Despite hardhats, traumatic brain injuries still common on construction sites
Although hardhats are a fixture in construction work and are intended to keep construction workers safe, they do not always prevent accidents that lead to traumatic brain injury (TBI) on construction sites, according to the Brain Injury Society.
TBIs occur when a bump or blow to the head, or a penetrating head injury, causes an injury that disrupts the normal function of the brain. A TBI can be mild or severe, with concussions being the most common TBI, according to the Centers for Disease Control and Prevention. These injuries may resolve over time – or they may affect an injured person for the rest of his or her life.
While hardhats provide the best hope of protection from TBI, they can’t protect you if you don’t wear them at all times or if you wear an inferior or damaged hardhat, says the Brain Injury Society.
Sometimes TBIs happen even though someone is wearing proper head protection, much in the same way football players can sustain a concussion despite wearing protective helmets.
The construction industry is one of the most dangerous work environments. A study of U.S. workplace-related TBIs published in the American Journal of Preventive Medicine found the construction industry had the highest number of TBIs on the job.
Investigators from the NIOSH’s Division of Safety Research used data from the Census of Fatal Occupational Injury (CFOI), coupled with the Current Population Survey, to determine that the construction, transportation and agriculture/forestry/fishing industries account for half of all workplce TBI fatalities.

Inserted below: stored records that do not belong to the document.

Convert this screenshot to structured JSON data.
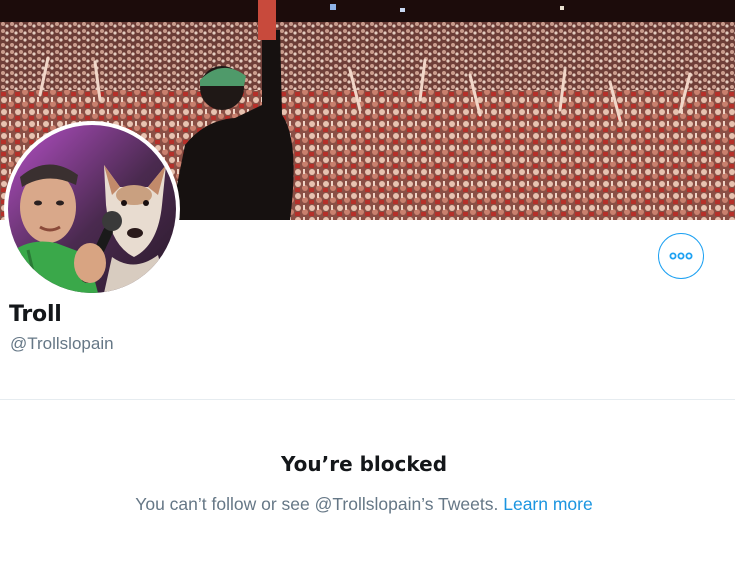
{
  "profile": {
    "display_name": "Troll",
    "handle": "@Trollslopain"
  },
  "blocked_notice": {
    "title": "You’re blocked",
    "message": "You can’t follow or see @Trollslopain’s Tweets.",
    "link_label": "Learn more"
  },
  "colors": {
    "accent": "#1da1f2",
    "link": "#1b95e0",
    "text_primary": "#14171a",
    "text_secondary": "#657786",
    "divider": "#e6ecf0"
  },
  "icons": {
    "more": "more-horizontal-icon"
  }
}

According OSHA, the fatal injury rate for the construction industry is higher than the national average and has the dubious distinction of the worst risk for TBIs. Hazards for construction workers include falls, trench collapses and scaffold collapses, all of which can lead to TBI. OSHA estimates 25,000 injuries and as many as 36 deaths are caused by falls on stairways and ladders on construction sites during a typical year.
OSHA calls for workers to wear head protection when there is the potential for falling objects from above, bumps to the head from fixed objects or accidental contact with electrical hazards.
Some TBIs happen in instances in which workers might think they don’t need hardhats. For example, falls have become the leading cause of TBIs, followed by car accidents. According to the Brain Injury Institute, 20 percent of TBI-related workplace injuries come from falls that occur on surfaces that are uneven, wet or have an out-of-place object. All of these situations could easily occur on a construction site.
Source: The Brain Injury Society www.bisociety.org